## Problem
Look through the records, and whenever a line includes the word "value", copy it.
--- The records Enclosed Below ---
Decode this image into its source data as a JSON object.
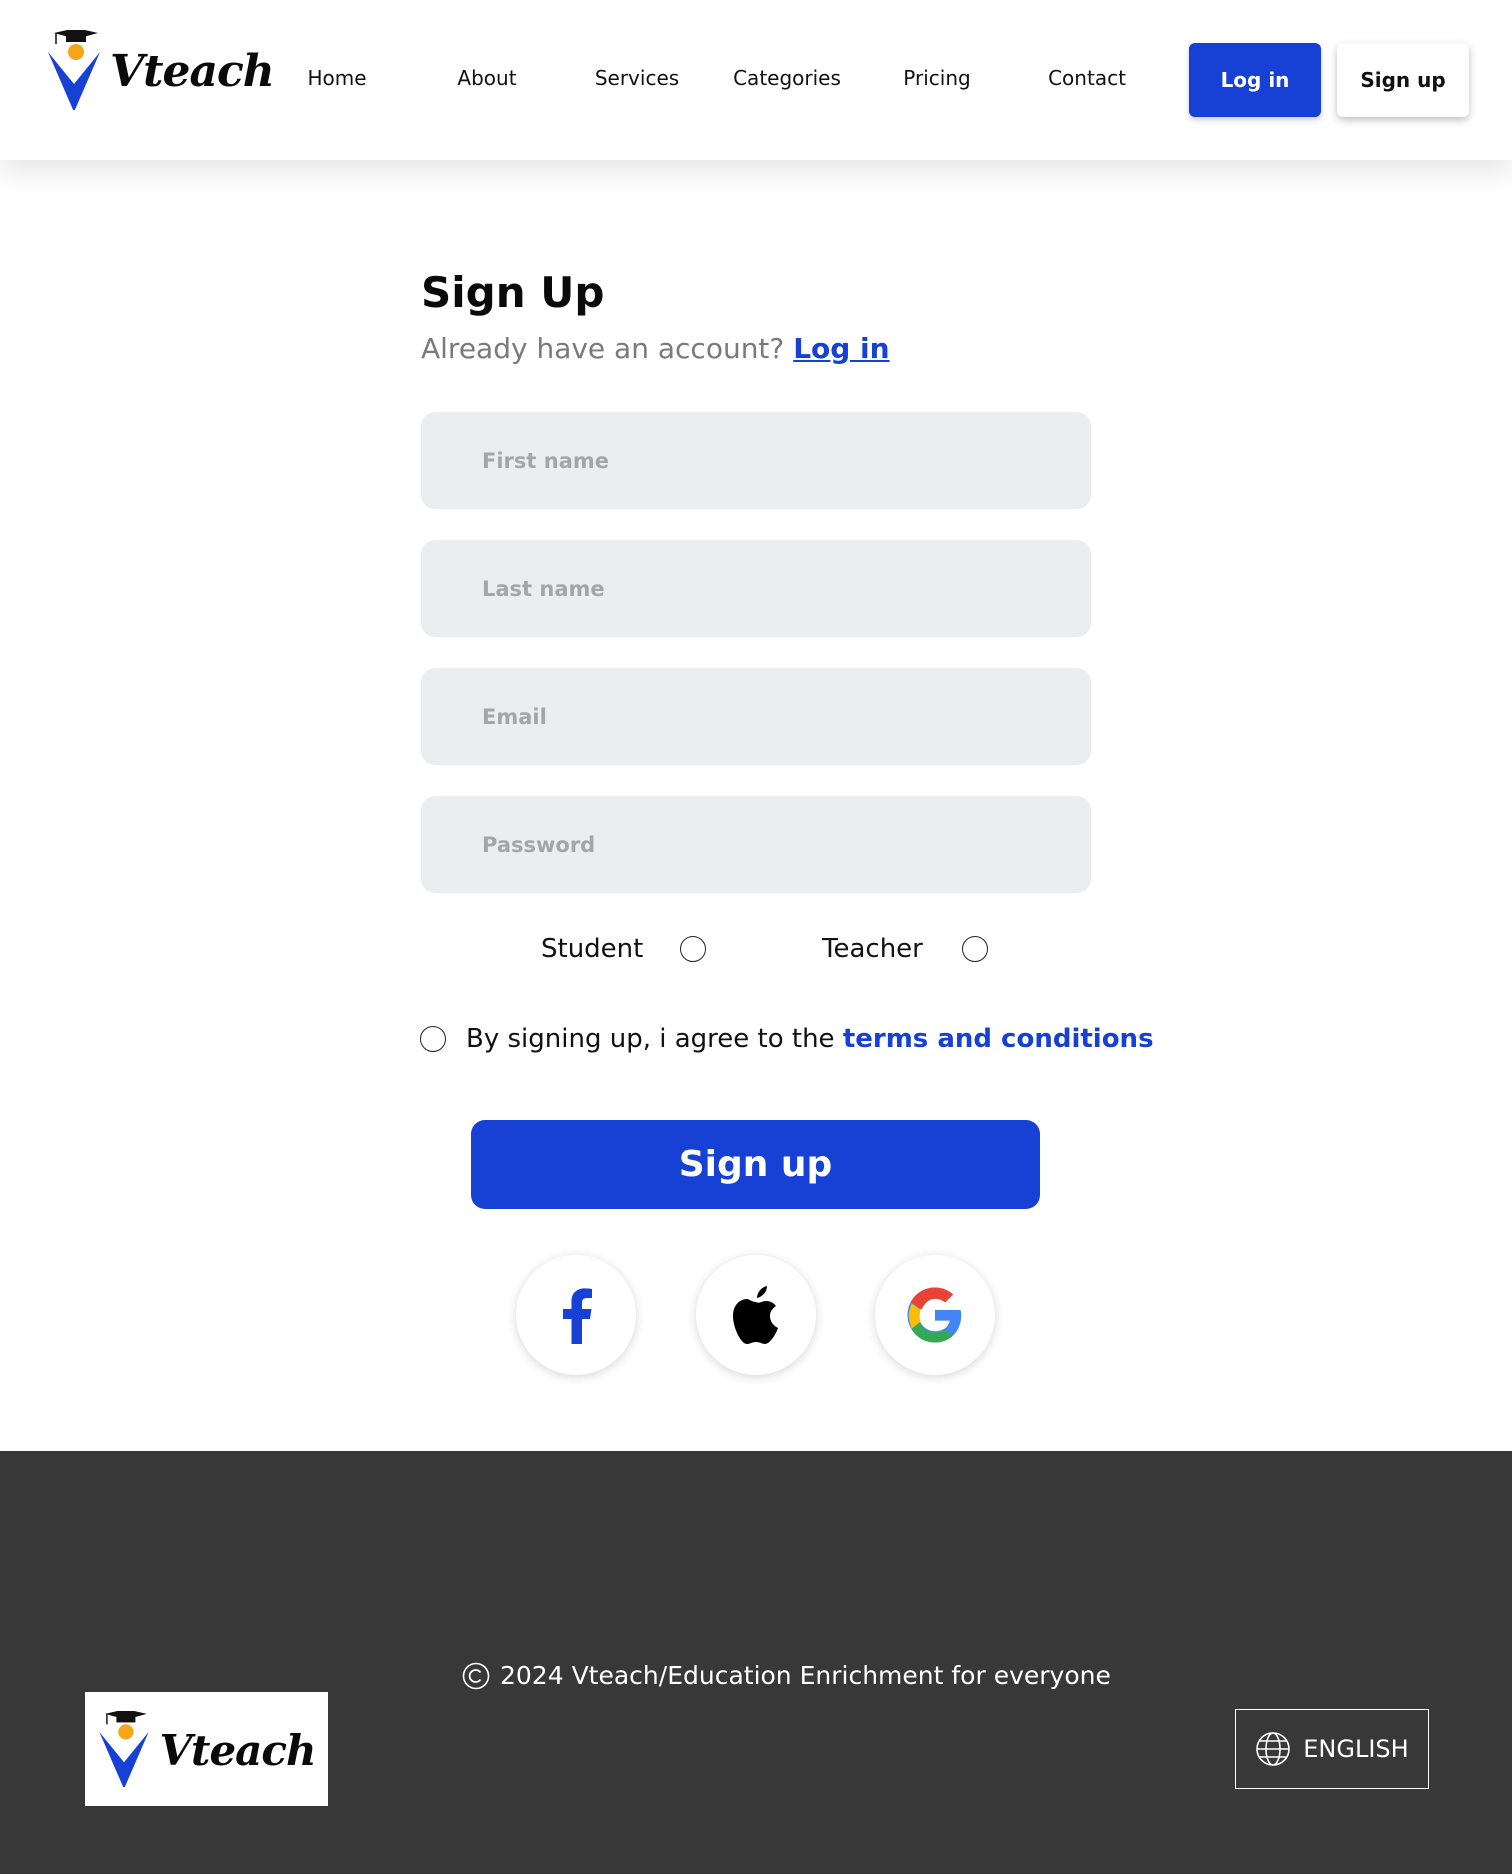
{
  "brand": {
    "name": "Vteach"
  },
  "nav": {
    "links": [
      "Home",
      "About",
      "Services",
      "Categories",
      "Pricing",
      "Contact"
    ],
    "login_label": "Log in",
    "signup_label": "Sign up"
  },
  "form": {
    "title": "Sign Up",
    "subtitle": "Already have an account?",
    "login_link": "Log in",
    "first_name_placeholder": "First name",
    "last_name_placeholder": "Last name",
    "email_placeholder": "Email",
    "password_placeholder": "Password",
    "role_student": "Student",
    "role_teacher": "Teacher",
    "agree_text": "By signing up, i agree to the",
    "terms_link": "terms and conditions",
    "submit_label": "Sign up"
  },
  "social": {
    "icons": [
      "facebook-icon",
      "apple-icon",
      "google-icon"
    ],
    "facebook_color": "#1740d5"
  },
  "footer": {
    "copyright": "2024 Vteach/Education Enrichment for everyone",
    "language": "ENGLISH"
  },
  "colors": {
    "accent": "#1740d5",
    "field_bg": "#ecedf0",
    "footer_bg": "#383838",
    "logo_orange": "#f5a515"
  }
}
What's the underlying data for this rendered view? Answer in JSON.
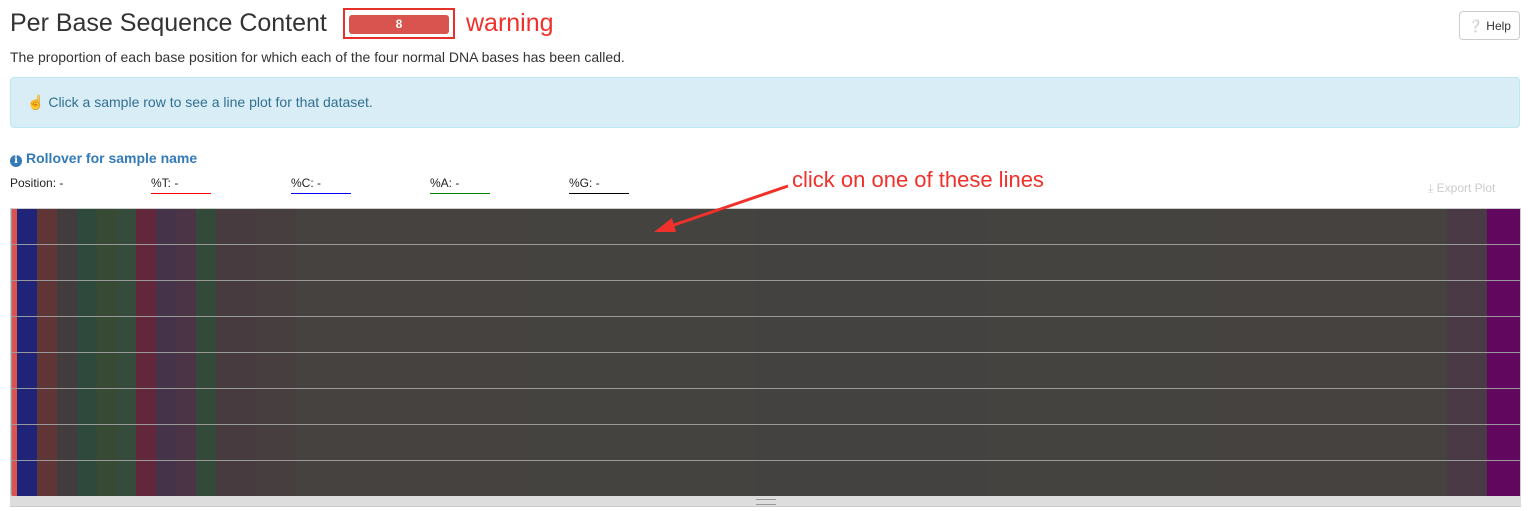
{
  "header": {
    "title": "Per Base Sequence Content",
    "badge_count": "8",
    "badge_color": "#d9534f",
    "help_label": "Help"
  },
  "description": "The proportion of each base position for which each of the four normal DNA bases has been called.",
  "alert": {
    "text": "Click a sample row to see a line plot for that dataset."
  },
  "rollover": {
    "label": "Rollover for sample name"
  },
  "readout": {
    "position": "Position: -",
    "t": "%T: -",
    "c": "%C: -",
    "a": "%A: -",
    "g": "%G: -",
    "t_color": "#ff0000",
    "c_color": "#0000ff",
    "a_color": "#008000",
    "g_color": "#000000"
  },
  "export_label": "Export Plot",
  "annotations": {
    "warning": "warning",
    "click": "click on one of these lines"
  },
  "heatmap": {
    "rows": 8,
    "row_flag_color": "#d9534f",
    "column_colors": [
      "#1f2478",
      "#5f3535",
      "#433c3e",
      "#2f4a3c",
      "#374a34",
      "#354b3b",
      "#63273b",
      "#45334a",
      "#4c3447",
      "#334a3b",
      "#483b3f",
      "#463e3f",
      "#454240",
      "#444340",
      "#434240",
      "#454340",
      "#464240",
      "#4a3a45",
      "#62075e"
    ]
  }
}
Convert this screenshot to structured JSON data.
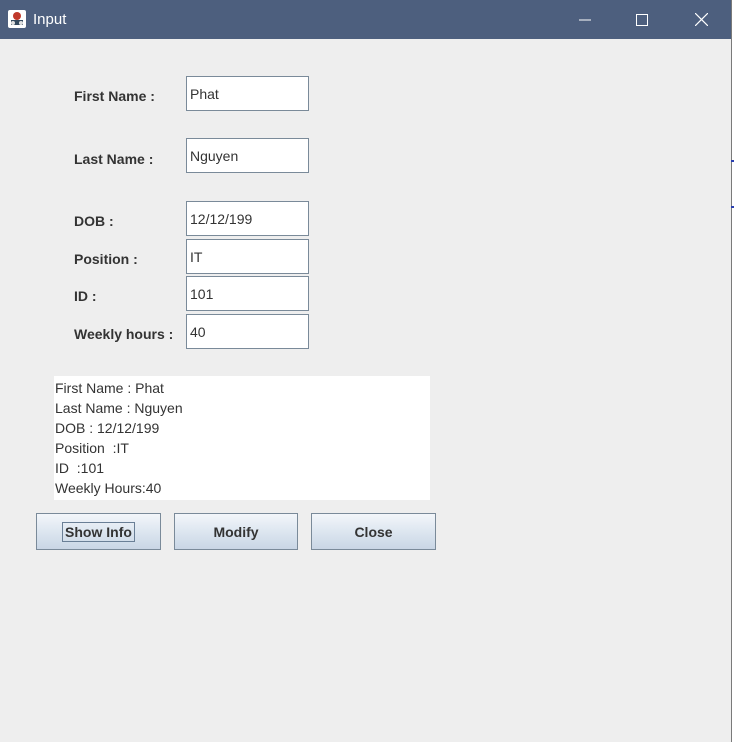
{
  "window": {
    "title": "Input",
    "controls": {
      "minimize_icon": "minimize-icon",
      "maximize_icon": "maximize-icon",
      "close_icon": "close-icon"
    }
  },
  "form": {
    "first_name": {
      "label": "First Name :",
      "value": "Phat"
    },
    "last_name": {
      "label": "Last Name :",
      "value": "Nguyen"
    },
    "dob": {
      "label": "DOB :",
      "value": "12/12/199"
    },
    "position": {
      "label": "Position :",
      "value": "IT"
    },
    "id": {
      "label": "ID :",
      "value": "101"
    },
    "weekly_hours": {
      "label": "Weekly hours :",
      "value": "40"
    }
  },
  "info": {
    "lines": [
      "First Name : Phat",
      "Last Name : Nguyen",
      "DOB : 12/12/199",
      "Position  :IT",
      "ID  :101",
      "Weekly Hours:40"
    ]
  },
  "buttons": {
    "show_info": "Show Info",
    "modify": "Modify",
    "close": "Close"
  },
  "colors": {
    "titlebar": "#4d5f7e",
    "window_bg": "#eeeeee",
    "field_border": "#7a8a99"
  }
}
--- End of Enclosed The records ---
## Response area
      "value": "Phat"
      "value": "Nguyen"
      "value": "12/12/199"
      "value": "IT"
      "value": "101"
      "value": "40"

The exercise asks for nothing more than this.